### What to produce
Print out each entry below exactly, please.

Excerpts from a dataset
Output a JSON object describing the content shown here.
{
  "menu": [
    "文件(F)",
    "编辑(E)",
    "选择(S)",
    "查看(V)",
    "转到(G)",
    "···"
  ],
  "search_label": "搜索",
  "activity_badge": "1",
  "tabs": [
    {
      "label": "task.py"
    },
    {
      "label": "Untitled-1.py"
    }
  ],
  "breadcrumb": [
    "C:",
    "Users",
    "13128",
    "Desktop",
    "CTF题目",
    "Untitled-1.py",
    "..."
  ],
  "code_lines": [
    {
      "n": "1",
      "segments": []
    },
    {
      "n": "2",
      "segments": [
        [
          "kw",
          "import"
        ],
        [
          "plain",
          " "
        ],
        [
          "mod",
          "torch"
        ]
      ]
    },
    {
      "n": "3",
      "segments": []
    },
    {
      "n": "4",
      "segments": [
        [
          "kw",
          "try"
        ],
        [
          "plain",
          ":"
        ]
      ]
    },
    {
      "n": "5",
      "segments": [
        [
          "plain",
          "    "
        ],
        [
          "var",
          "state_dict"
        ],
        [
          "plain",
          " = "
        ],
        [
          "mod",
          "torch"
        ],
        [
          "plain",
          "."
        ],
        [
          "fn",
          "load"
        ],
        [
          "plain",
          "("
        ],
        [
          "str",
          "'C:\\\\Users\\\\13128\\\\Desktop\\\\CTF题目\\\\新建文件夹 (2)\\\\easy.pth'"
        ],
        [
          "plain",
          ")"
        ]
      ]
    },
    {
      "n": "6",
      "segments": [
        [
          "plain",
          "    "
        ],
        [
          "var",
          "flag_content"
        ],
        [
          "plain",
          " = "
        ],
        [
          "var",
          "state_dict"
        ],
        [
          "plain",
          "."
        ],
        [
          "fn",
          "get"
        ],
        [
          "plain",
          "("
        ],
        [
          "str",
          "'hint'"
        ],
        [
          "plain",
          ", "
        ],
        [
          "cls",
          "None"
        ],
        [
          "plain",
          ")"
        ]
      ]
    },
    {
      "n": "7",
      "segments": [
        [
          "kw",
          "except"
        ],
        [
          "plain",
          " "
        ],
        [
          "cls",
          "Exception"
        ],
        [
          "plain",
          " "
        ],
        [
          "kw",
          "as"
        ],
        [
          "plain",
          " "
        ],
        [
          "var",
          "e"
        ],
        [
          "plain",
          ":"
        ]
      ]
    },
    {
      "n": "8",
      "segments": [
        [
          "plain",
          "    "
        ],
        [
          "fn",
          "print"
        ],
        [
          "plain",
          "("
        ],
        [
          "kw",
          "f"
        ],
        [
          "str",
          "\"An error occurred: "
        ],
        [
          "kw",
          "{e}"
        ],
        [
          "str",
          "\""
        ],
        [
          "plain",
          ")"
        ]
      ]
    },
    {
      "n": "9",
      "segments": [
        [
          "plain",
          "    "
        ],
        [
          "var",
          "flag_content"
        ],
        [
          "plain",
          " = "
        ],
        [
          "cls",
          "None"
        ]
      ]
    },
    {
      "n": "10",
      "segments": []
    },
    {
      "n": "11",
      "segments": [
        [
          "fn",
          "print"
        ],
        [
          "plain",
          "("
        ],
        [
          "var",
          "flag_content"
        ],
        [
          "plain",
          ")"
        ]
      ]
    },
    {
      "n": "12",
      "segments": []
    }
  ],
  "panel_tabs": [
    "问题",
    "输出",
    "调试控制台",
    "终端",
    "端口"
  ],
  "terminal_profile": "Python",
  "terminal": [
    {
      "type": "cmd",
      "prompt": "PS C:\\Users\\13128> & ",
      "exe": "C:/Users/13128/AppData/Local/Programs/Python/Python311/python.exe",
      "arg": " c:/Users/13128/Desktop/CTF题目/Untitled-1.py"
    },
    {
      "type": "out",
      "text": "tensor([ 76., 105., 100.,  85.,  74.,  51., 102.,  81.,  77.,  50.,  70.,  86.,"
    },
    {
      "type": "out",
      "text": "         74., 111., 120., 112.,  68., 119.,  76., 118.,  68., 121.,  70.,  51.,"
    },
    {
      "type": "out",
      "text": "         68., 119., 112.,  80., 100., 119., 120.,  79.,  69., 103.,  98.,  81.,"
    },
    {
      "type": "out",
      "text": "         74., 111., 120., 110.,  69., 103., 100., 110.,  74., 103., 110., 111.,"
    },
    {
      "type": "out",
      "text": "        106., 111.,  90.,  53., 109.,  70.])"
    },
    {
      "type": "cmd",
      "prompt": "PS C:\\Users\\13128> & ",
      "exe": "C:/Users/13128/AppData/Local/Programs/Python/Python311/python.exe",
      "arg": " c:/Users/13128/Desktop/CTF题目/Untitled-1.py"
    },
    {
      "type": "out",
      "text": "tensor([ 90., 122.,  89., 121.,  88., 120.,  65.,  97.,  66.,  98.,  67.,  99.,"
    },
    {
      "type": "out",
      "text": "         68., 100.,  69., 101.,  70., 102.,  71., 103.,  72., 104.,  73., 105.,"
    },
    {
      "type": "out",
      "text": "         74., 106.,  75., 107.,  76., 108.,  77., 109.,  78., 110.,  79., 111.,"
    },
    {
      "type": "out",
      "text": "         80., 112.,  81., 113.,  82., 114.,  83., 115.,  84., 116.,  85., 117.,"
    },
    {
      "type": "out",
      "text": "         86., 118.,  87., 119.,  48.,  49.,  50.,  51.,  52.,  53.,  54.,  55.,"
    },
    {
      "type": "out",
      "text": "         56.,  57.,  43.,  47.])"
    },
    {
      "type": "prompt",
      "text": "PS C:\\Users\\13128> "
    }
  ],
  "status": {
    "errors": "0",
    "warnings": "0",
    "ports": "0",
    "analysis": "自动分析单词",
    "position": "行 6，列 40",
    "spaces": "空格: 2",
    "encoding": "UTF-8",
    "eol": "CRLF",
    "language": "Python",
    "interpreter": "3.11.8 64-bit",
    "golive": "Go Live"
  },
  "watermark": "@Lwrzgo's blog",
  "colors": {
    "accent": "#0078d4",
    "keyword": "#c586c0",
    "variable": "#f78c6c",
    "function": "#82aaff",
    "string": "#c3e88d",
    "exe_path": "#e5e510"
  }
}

### Solution below
Output a JSON object describing the content shown here.
{
  "menu": [
    "文件(F)",
    "编辑(E)",
    "选择(S)",
    "查看(V)",
    "转到(G)",
    "···"
  ],
  "search_label": "搜索",
  "activity_badge": "1",
  "tabs": [
    {
      "label": "task.py"
    },
    {
      "label": "Untitled-1.py"
    }
  ],
  "breadcrumb": [
    "C:",
    "Users",
    "13128",
    "Desktop",
    "CTF题目",
    "Untitled-1.py",
    "..."
  ],
  "code_lines": [
    {
      "n": "1",
      "segments": []
    },
    {
      "n": "2",
      "segments": [
        [
          "kw",
          "import"
        ],
        [
          "plain",
          " "
        ],
        [
          "mod",
          "torch"
        ]
      ]
    },
    {
      "n": "3",
      "segments": []
    },
    {
      "n": "4",
      "segments": [
        [
          "kw",
          "try"
        ],
        [
          "plain",
          ":"
        ]
      ]
    },
    {
      "n": "5",
      "segments": [
        [
          "plain",
          "    "
        ],
        [
          "var",
          "state_dict"
        ],
        [
          "plain",
          " = "
        ],
        [
          "mod",
          "torch"
        ],
        [
          "plain",
          "."
        ],
        [
          "fn",
          "load"
        ],
        [
          "plain",
          "("
        ],
        [
          "str",
          "'C:\\\\Users\\\\13128\\\\Desktop\\\\CTF题目\\\\新建文件夹 (2)\\\\easy.pth'"
        ],
        [
          "plain",
          ")"
        ]
      ]
    },
    {
      "n": "6",
      "segments": [
        [
          "plain",
          "    "
        ],
        [
          "var",
          "flag_content"
        ],
        [
          "plain",
          " = "
        ],
        [
          "var",
          "state_dict"
        ],
        [
          "plain",
          "."
        ],
        [
          "fn",
          "get"
        ],
        [
          "plain",
          "("
        ],
        [
          "str",
          "'hint'"
        ],
        [
          "plain",
          ", "
        ],
        [
          "cls",
          "None"
        ],
        [
          "plain",
          ")"
        ]
      ]
    },
    {
      "n": "7",
      "segments": [
        [
          "kw",
          "except"
        ],
        [
          "plain",
          " "
        ],
        [
          "cls",
          "Exception"
        ],
        [
          "plain",
          " "
        ],
        [
          "kw",
          "as"
        ],
        [
          "plain",
          " "
        ],
        [
          "var",
          "e"
        ],
        [
          "plain",
          ":"
        ]
      ]
    },
    {
      "n": "8",
      "segments": [
        [
          "plain",
          "    "
        ],
        [
          "fn",
          "print"
        ],
        [
          "plain",
          "("
        ],
        [
          "kw",
          "f"
        ],
        [
          "str",
          "\"An error occurred: "
        ],
        [
          "kw",
          "{e}"
        ],
        [
          "str",
          "\""
        ],
        [
          "plain",
          ")"
        ]
      ]
    },
    {
      "n": "9",
      "segments": [
        [
          "plain",
          "    "
        ],
        [
          "var",
          "flag_content"
        ],
        [
          "plain",
          " = "
        ],
        [
          "cls",
          "None"
        ]
      ]
    },
    {
      "n": "10",
      "segments": []
    },
    {
      "n": "11",
      "segments": [
        [
          "fn",
          "print"
        ],
        [
          "plain",
          "("
        ],
        [
          "var",
          "flag_content"
        ],
        [
          "plain",
          ")"
        ]
      ]
    },
    {
      "n": "12",
      "segments": []
    }
  ],
  "panel_tabs": [
    "问题",
    "输出",
    "调试控制台",
    "终端",
    "端口"
  ],
  "terminal_profile": "Python",
  "terminal": [
    {
      "type": "cmd",
      "prompt": "PS C:\\Users\\13128> & ",
      "exe": "C:/Users/13128/AppData/Local/Programs/Python/Python311/python.exe",
      "arg": " c:/Users/13128/Desktop/CTF题目/Untitled-1.py"
    },
    {
      "type": "out",
      "text": "tensor([ 76., 105., 100.,  85.,  74.,  51., 102.,  81.,  77.,  50.,  70.,  86.,"
    },
    {
      "type": "out",
      "text": "         74., 111., 120., 112.,  68., 119.,  76., 118.,  68., 121.,  70.,  51.,"
    },
    {
      "type": "out",
      "text": "         68., 119., 112.,  80., 100., 119., 120.,  79.,  69., 103.,  98.,  81.,"
    },
    {
      "type": "out",
      "text": "         74., 111., 120., 110.,  69., 103., 100., 110.,  74., 103., 110., 111.,"
    },
    {
      "type": "out",
      "text": "        106., 111.,  90.,  53., 109.,  70.])"
    },
    {
      "type": "cmd",
      "prompt": "PS C:\\Users\\13128> & ",
      "exe": "C:/Users/13128/AppData/Local/Programs/Python/Python311/python.exe",
      "arg": " c:/Users/13128/Desktop/CTF题目/Untitled-1.py"
    },
    {
      "type": "out",
      "text": "tensor([ 90., 122.,  89., 121.,  88., 120.,  65.,  97.,  66.,  98.,  67.,  99.,"
    },
    {
      "type": "out",
      "text": "         68., 100.,  69., 101.,  70., 102.,  71., 103.,  72., 104.,  73., 105.,"
    },
    {
      "type": "out",
      "text": "         74., 106.,  75., 107.,  76., 108.,  77., 109.,  78., 110.,  79., 111.,"
    },
    {
      "type": "out",
      "text": "         80., 112.,  81., 113.,  82., 114.,  83., 115.,  84., 116.,  85., 117.,"
    },
    {
      "type": "out",
      "text": "         86., 118.,  87., 119.,  48.,  49.,  50.,  51.,  52.,  53.,  54.,  55.,"
    },
    {
      "type": "out",
      "text": "         56.,  57.,  43.,  47.])"
    },
    {
      "type": "prompt",
      "text": "PS C:\\Users\\13128> "
    }
  ],
  "status": {
    "errors": "0",
    "warnings": "0",
    "ports": "0",
    "analysis": "自动分析单词",
    "position": "行 6，列 40",
    "spaces": "空格: 2",
    "encoding": "UTF-8",
    "eol": "CRLF",
    "language": "Python",
    "interpreter": "3.11.8 64-bit",
    "golive": "Go Live"
  },
  "watermark": "@Lwrzgo's blog",
  "colors": {
    "accent": "#0078d4",
    "keyword": "#c586c0",
    "variable": "#f78c6c",
    "function": "#82aaff",
    "string": "#c3e88d",
    "exe_path": "#e5e510"
  }
}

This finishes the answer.